“[I]f the legislature could set a net large enough to catch all possible offenders and leave it to the courts to step inside and say who could be rightfully detained, [it would] substitute the judicial for the legislative department.”In Jordan v. De George, 341 U.S. 223 (1951), involving a defendant convicted of conspiring with others to possess whiskey with intent to sell it in fraud of law and evade the tax thereon, the Supreme Court said that the question of the vagueness of the term “crime involving moral turpitude” was not raised by the parties nor argued before the court, and that no case has been decided to hold that the phrase is vague. Nevertheless, the Supreme Court addressed the issue and said that the test is whether the language conveys sufficiently definite warning as to the proscribed conduct when measured by common understanding and practices, and concluded that the test has been satisfied here.
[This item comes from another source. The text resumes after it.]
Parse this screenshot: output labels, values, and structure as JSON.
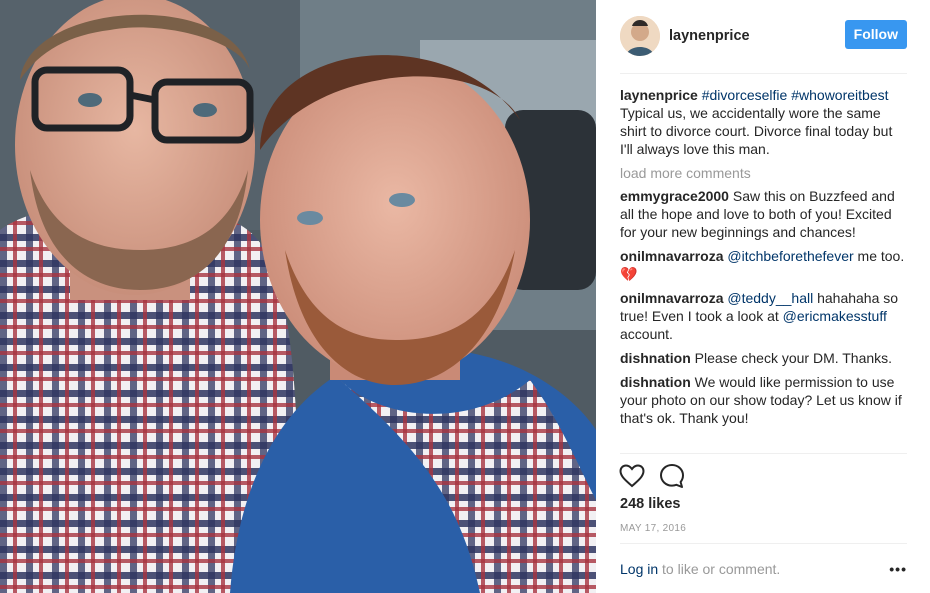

Justice Jackson with Justice Black and Frankfurter, strongly dissented, saying that the phrase “crime involving moral turpitude” as found in the Immigration Act has no sufficiently definite meaning to be a constitutional standard for deportation. What the Government seeks, and what the Court cannot give, is a basic definition of “moral turpitude” to guide administrators and lower courts. The uncertainties of this statute do not originate in the contrariety of judicial opinion. Congress knowingly conceived it in confusion.
Justice Jackson pointed out that the test by which vagueness was to be determined according to the Connally case was that the legislation uses terms “so vague that men of common intelligence must necessarily guess at its meaning and differ as to its application.” It would seem to be difficult to find a more striking instance than we have here of such a phrase since it requires even judges to guess and permits them to differ.” He questioned the power of administrative officers and courts to decree deportation until Congress has given an intelligible definition of deportable conduct.
ATTY. EMMANUEL S. TIPON was a Fulbright and Smith-Mundt scholar at Yale Law School where he obtained a Master of Laws degree specializing in Constitutional Law. He has a Bachelor of Laws degree from the University of the Philippines. He is admitted to practice before the U.S. Supreme Court, New York, and the Philippines. He practices federal law, with emphasis on immigration law and appellate federal criminal defense. He was the Dean and a Professor of Law of the College of Law, Northwestern University, Philippines. He has written law books and legal articles for the world’s most prestigious legal publisher and writes columns for newspapers. He wrote the best-seller “Winning by Knowing Your Election Laws.” Listen to The Tipon Report which he co-hosts with his son Attorney Emmanuel “Noel” Tipon. They talk about immigration law, criminal law, court-martial defense, and current events. It is considered the wittiest, interesting, and useful radio show in Hawaii. KNDI 1270 AM band every Thursday at 8:00 a.m. Atty. Tipon was born in Laoag City, Philippines. Cell Phone (808) 225-2645. E-Mail: firstname.lastname@example.org. Website: https://www.tiponlaw.com.